F is for Fake, E is for Essence
– Evolution of the Modern Biopic –
This month the film club is directing its focus on the lives of three legendary figures in the smoldering frontier of American arts and culture. Two of these iconic innovators are jazz musicians and one is a graffiti artist. Each challenged and redefined the edges of what art is. Each could be called street performers with their exploratory expressions. They worked with open spaces and downtown alleys to create their new social vocabulary. Their temperamental muses demanded it all, and their leaps of imagination were made without safety nets. To crash and burn was part of their condition as living treasures.
“Art is the lie that tells the truth.“
Much of the storytelling within these three biopics has to do with a distracted focus – much of what is most commonly known about these artist’s lives goes unmentioned with purely subjective interpretations imagined to fill the voids: Standard understandings are passed over as pauses for reflection play a more important role.

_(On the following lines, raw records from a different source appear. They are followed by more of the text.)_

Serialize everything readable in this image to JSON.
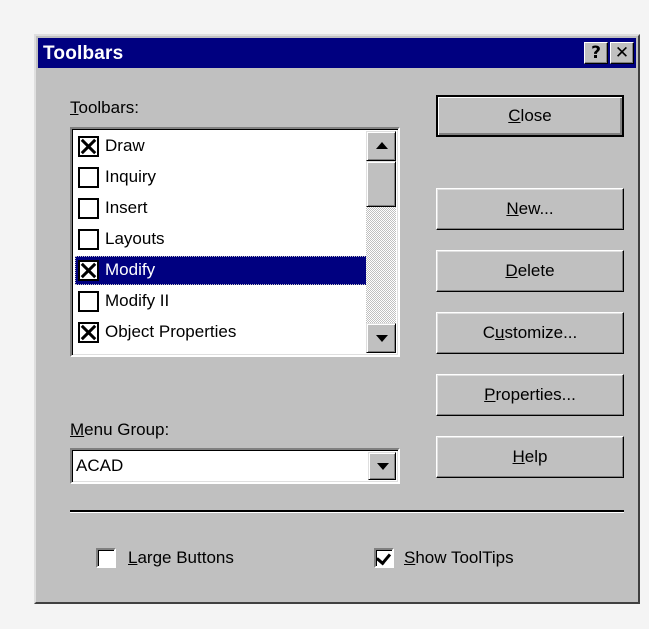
{
  "title": "Toolbars",
  "title_buttons": {
    "help": "?",
    "close": "✕"
  },
  "toolbars_label": {
    "mnemonic": "T",
    "rest": "oolbars:"
  },
  "toolbar_list": [
    {
      "label": "Draw",
      "checked": true,
      "selected": false
    },
    {
      "label": "Inquiry",
      "checked": false,
      "selected": false
    },
    {
      "label": "Insert",
      "checked": false,
      "selected": false
    },
    {
      "label": "Layouts",
      "checked": false,
      "selected": false
    },
    {
      "label": "Modify",
      "checked": true,
      "selected": true
    },
    {
      "label": "Modify II",
      "checked": false,
      "selected": false
    },
    {
      "label": "Object Properties",
      "checked": true,
      "selected": false
    }
  ],
  "menu_group": {
    "label_mnemonic": "M",
    "label_rest": "enu Group:",
    "value": "ACAD"
  },
  "buttons": {
    "close": {
      "mnemonic": "C",
      "rest": "lose"
    },
    "new": {
      "mnemonic": "N",
      "rest": "ew..."
    },
    "delete": {
      "mnemonic": "D",
      "rest": "elete"
    },
    "customize": {
      "pre": "C",
      "mnemonic": "u",
      "rest": "stomize..."
    },
    "properties": {
      "mnemonic": "P",
      "rest": "roperties..."
    },
    "help": {
      "mnemonic": "H",
      "rest": "elp"
    }
  },
  "options": {
    "large_buttons": {
      "mnemonic": "L",
      "rest": "arge Buttons",
      "checked": false
    },
    "show_tooltips": {
      "mnemonic": "S",
      "rest": "how ToolTips",
      "checked": true
    }
  }
}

How do you give insight into the story of a celebrity when dealing in the notoriously vague language of artistic imagination? What grade might be given for such daring film undertakings? Is it F for something fake and fraud, or an E for emanating the essence of what’s essential?
“Don’t play what’s there, play what’s not there“.

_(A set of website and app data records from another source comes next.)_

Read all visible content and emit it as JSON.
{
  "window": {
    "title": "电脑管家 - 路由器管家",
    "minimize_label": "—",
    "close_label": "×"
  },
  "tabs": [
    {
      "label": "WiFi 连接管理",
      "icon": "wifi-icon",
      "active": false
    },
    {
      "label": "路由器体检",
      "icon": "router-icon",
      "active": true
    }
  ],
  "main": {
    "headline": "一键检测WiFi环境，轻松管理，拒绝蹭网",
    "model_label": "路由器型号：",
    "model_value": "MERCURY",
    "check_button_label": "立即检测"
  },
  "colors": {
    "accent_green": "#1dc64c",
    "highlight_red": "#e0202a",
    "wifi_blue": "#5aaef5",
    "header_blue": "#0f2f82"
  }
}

– Miles Davis
As above so below.
As in legendary performance …
so in innovative biopic film.